It’s a circus! From five years ago, when Rasoun was unknown and unvisited, suddenly everyone from lowly British hacks to the Queen herself are busy visiting, talking and planning. The poor Rasounis must be wondering what they’ve done to deserve it.
Why isn’t everyone co-operating? The background is complicated, but it boils down to this. The RSCN don’t like to work with anyone else: they set their own rules, devise their own business plans and pursue their own goals. They also have closer links with the Ministry of Environment than the Ministry of Tourism, who tend, as a consequence, to leave them alone.
The API has a different vision: their raison d’etre is to bring travellers and local people into contact with one another.

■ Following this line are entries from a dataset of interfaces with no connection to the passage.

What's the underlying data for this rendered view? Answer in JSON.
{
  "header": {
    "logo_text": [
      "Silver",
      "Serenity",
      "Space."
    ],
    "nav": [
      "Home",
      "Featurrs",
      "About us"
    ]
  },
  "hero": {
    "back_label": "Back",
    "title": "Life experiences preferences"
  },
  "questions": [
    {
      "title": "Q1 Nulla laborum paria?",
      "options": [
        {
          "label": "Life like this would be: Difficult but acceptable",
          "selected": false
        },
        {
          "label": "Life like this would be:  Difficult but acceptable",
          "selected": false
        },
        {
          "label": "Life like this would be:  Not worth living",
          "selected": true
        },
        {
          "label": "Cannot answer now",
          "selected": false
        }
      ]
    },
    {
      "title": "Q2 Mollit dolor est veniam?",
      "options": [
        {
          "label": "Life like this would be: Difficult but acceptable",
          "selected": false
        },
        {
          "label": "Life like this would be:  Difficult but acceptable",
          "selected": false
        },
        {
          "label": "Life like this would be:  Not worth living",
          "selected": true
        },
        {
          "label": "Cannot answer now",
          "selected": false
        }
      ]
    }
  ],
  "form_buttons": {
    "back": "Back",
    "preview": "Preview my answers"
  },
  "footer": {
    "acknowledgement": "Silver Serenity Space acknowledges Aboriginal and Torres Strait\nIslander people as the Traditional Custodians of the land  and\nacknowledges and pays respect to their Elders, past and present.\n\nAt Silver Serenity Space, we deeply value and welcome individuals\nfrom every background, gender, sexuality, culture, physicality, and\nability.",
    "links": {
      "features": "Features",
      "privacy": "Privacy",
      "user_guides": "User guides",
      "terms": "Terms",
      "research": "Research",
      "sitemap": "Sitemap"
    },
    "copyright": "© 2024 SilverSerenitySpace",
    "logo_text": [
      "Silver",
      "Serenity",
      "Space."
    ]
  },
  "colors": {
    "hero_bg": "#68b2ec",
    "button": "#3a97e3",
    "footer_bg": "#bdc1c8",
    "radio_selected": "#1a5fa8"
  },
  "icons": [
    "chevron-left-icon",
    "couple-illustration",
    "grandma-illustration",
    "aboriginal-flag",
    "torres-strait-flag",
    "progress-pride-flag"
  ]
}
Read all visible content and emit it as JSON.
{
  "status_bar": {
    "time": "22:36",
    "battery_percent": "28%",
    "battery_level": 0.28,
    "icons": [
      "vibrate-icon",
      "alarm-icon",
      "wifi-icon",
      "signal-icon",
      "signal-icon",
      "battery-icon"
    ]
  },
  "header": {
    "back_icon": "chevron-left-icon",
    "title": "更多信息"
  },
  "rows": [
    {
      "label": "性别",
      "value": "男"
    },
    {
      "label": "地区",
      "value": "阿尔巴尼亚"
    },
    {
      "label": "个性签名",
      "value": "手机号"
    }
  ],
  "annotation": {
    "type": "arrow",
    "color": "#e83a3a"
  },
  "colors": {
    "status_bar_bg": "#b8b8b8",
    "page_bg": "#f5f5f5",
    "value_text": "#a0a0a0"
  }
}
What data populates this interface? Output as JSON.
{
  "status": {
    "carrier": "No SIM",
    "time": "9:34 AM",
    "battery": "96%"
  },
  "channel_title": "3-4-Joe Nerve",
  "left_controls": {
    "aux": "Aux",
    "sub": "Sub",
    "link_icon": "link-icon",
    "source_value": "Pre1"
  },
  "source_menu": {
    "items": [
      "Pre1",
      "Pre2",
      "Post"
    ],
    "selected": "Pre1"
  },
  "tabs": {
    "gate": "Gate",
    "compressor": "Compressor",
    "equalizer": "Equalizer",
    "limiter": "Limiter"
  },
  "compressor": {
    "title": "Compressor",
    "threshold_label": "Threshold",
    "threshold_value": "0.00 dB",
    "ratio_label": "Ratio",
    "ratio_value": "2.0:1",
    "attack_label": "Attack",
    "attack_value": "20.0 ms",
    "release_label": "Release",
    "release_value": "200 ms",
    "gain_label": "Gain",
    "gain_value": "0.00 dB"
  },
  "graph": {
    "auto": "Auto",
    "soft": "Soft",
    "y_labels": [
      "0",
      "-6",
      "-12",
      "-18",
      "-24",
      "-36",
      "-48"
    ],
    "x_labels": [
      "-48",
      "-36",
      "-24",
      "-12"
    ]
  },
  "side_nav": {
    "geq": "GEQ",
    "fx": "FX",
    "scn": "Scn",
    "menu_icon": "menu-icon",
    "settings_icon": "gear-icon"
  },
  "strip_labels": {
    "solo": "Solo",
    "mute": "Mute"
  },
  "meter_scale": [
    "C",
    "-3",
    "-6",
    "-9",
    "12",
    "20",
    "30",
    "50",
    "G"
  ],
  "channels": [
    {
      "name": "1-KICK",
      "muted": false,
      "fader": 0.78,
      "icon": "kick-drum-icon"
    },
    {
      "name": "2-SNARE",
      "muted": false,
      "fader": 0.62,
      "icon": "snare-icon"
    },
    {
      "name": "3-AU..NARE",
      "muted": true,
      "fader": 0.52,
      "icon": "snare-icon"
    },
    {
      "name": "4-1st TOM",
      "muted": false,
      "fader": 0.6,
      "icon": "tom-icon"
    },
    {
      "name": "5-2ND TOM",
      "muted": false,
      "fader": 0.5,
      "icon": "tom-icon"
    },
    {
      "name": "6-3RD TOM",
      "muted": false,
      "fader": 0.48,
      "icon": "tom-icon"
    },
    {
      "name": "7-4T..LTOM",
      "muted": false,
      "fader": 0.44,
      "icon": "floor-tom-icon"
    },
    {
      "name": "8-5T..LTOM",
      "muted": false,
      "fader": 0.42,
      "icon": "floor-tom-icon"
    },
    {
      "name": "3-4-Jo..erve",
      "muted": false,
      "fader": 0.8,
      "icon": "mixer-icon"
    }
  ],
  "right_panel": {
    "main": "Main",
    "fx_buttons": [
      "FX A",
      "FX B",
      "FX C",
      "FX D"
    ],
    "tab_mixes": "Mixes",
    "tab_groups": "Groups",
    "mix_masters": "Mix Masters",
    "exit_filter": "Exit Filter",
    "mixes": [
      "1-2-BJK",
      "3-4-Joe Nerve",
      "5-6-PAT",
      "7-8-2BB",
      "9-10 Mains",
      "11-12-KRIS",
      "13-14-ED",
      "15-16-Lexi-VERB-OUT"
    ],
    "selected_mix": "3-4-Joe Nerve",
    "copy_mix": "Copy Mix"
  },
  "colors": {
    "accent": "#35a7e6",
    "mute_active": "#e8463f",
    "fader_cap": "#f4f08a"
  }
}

For them, the RSCN’s trails, which bypass centres of population to traverse wild countryside, miss the point.
Yet the Jordanian tourism ministry, for its part, is suspicious of the API, since the Al-Ayoun Trail is intended to form one link in the longer Abraham Path (map here), which will connect across the border into Palestine and Israel. The underlying idea – to encourage Jordanians to follow the pilgrimage route into Israel and to encourage Israelis to walk the path in Jordan – is anathema to mainstream Jordanian opinion. The government, I’m sure, feels like it can’t be seen to condone such overt ‘normalisation’, let alone support it. Yet promoting rural development through sustainable tourism is a key theme in the government’s – and the king’s – plans for the next few years, especially in the beautiful, downtrodden region around Rasoun. So with the API cold-shouldered, and the RSCN playing the lone wolf, the government has chosen to go it alone, drawing in (to my knowledge) at least one ex-API specialist to help map new walking routes that follow none of the existing paths.
But how unseemly it all is! Rasoun is such a little place, in an unregarded corner of a much-overlooked country – does it merit a squabble? Aside from anything else, I wonder how sustainable three separately plotted, separately waymarked, separately guided (and, no doubt, separately charged) walking routes can be, in this tiny backwater.
The worst is that everybody is fighting about promoting walking and the enjoyment of nature! It’s such a simple idea: meet, talk, walk, for the benefit of all. Make contact through the physicality of walking on the land, and it becomes possible not just to share experience, but to compare experience. But if nobody can agree in Rasoun, what hope is there for the bigger picture?
Those who plough on regardless hoping or imagining that competing interests will just fade away are condemned to a life in denial. That applies in politics just as much as in business – or in building communities. Ideas are nothing without people. It seems that the Jerusalem Peacemakers – unlike almost everyone else – have realised that to bring about a desired goal (peace) you have to work with all the resources available to you (settlers, non-settlers, Palestinians inside and outside Israel, Jews, Muslims…). The Jordanian tourism authorities, if they wish to bring about the goal of sustainable rural development through tourism, should also be working with all the resources they have – which include, in this case, both the RSCN and the API. Even if the prospect of Israelis walking in the Rasoun hills upsets them, they should hold their noses and work to make it happen. Benefit may accrue – and ignoring the problem will not make it go away.